Work to be completed —
Return the data below, unchanged.

Material provided —
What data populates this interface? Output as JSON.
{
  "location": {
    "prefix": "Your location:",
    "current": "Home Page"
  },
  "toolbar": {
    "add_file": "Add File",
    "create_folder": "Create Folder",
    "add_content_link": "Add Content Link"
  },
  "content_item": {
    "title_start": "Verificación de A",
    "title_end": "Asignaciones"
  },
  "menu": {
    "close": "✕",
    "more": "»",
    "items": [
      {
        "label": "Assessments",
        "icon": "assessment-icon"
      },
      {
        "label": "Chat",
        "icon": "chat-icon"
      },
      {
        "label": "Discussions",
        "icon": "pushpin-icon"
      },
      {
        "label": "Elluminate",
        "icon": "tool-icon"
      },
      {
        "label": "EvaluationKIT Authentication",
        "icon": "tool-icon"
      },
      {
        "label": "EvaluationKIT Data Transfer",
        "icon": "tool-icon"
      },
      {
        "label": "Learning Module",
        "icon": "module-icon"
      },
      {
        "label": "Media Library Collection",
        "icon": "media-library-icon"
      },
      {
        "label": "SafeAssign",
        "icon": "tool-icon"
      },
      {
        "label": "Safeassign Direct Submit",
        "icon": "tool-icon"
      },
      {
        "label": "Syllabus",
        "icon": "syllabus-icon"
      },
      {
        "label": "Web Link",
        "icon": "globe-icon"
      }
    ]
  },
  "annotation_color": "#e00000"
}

The completed task —
What data populates this interface? Output as JSON.
{
  "location": {
    "prefix": "Your location:",
    "current": "Home Page"
  },
  "toolbar": {
    "add_file": "Add File",
    "create_folder": "Create Folder",
    "add_content_link": "Add Content Link"
  },
  "content_item": {
    "title_start": "Verificación de A",
    "title_end": "Asignaciones"
  },
  "menu": {
    "close": "✕",
    "more": "»",
    "items": [
      {
        "label": "Assessments",
        "icon": "assessment-icon"
      },
      {
        "label": "Chat",
        "icon": "chat-icon"
      },
      {
        "label": "Discussions",
        "icon": "pushpin-icon"
      },
      {
        "label": "Elluminate",
        "icon": "tool-icon"
      },
      {
        "label": "EvaluationKIT Authentication",
        "icon": "tool-icon"
      },
      {
        "label": "EvaluationKIT Data Transfer",
        "icon": "tool-icon"
      },
      {
        "label": "Learning Module",
        "icon": "module-icon"
      },
      {
        "label": "Media Library Collection",
        "icon": "media-library-icon"
      },
      {
        "label": "SafeAssign",
        "icon": "tool-icon"
      },
      {
        "label": "Safeassign Direct Submit",
        "icon": "tool-icon"
      },
      {
        "label": "Syllabus",
        "icon": "syllabus-icon"
      },
      {
        "label": "Web Link",
        "icon": "globe-icon"
      }
    ]
  },
  "annotation_color": "#e00000"
}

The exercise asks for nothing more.